If not pull vacuum, shut down pump and wait an hour to see if line leaks. If no leak, you will still need to get freon weighed in, check electrical and running pressure should be about 120 on the low side on a 95 degree day.
If there is pressure when you hook up the gauges, I would check electrical then consider changing out the freon. If not I would probably do as the other gentleman suggested and put a dryer inline.
Best wishes for you, your project, and your child's future drawings.
PS: Don't forget to clean your coils!
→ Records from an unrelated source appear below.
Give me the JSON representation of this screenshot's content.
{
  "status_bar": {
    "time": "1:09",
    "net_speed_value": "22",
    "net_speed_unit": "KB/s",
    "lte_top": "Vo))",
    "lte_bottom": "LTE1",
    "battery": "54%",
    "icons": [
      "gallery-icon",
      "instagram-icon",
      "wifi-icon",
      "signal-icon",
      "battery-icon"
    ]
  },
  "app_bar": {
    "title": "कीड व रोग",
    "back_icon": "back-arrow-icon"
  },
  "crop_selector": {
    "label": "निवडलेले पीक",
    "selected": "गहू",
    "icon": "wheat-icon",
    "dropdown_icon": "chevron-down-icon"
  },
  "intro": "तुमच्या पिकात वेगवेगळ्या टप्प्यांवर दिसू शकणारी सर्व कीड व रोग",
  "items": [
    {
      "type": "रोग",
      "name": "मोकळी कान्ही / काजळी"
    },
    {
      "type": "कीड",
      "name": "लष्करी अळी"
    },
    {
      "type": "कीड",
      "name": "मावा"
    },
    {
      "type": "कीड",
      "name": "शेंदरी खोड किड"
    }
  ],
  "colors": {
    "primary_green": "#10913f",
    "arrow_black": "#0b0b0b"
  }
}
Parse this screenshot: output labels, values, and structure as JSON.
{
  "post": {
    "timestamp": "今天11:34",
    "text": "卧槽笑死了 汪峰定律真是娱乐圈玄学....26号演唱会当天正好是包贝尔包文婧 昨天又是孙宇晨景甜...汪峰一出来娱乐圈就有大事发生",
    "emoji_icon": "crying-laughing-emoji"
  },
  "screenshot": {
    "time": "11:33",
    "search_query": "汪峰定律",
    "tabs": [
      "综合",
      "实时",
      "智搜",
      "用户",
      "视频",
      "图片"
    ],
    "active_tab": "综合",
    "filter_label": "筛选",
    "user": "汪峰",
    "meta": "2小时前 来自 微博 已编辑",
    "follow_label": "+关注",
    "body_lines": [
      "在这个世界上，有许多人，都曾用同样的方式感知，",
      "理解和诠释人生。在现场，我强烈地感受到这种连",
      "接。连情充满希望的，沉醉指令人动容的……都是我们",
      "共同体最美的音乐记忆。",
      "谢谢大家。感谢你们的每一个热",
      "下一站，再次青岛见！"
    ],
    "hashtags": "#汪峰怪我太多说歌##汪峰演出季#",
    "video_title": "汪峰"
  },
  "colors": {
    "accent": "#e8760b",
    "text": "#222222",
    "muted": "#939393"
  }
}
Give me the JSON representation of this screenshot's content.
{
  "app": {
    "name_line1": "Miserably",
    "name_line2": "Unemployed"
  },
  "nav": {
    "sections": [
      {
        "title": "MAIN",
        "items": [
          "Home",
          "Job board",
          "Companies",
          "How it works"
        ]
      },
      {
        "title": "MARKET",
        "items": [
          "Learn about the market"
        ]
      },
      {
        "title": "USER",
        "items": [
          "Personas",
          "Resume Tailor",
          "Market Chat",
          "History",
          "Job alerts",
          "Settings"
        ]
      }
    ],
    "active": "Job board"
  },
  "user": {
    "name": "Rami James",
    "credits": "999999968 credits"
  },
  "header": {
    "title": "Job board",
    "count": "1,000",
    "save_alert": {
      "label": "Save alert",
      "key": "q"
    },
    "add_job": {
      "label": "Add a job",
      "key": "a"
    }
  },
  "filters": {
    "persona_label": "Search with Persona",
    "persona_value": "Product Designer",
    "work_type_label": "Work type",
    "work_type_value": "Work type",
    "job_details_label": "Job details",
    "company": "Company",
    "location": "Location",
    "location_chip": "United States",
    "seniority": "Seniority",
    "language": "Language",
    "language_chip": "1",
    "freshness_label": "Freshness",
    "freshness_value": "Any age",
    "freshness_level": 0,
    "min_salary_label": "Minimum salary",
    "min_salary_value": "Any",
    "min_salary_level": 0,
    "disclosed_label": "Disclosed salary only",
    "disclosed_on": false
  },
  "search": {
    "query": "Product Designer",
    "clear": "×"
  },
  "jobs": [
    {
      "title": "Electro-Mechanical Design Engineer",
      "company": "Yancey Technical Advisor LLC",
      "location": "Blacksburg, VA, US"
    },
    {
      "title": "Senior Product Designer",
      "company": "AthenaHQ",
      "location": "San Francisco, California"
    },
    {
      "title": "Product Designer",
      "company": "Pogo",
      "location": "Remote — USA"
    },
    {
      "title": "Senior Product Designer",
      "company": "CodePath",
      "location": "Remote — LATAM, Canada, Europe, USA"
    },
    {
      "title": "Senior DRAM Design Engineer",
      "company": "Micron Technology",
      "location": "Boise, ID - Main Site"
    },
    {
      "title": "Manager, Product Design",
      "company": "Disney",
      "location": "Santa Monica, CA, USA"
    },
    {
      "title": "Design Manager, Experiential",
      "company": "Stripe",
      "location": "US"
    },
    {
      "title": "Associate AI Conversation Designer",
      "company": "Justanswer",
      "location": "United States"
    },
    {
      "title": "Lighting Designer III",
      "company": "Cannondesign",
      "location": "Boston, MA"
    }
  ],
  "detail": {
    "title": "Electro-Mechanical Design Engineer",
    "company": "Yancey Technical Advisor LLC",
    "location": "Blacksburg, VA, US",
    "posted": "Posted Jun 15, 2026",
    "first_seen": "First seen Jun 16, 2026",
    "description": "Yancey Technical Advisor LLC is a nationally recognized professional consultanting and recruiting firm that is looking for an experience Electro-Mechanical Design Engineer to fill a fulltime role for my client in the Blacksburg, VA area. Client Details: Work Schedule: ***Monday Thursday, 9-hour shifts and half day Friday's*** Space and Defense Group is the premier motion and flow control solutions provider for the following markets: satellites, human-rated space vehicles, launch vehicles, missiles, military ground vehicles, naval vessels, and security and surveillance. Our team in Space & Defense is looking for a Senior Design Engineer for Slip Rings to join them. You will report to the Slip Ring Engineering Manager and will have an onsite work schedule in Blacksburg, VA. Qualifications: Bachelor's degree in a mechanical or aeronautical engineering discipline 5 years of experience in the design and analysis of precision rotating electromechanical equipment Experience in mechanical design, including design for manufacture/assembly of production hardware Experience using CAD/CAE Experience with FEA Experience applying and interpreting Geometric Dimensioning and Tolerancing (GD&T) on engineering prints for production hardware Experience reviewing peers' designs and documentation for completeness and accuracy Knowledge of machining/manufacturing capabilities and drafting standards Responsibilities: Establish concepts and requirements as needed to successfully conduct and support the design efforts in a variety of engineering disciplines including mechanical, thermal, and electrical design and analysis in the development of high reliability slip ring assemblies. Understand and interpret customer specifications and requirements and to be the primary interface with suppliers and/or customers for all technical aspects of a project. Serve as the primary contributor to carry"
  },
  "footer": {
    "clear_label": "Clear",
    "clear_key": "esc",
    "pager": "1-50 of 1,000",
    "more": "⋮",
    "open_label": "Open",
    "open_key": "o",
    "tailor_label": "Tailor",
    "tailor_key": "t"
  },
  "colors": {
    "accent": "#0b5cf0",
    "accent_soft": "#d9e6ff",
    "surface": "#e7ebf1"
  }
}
Last edited by Just One More; 06-24-21 at 03:03 PM.. Reason: adddition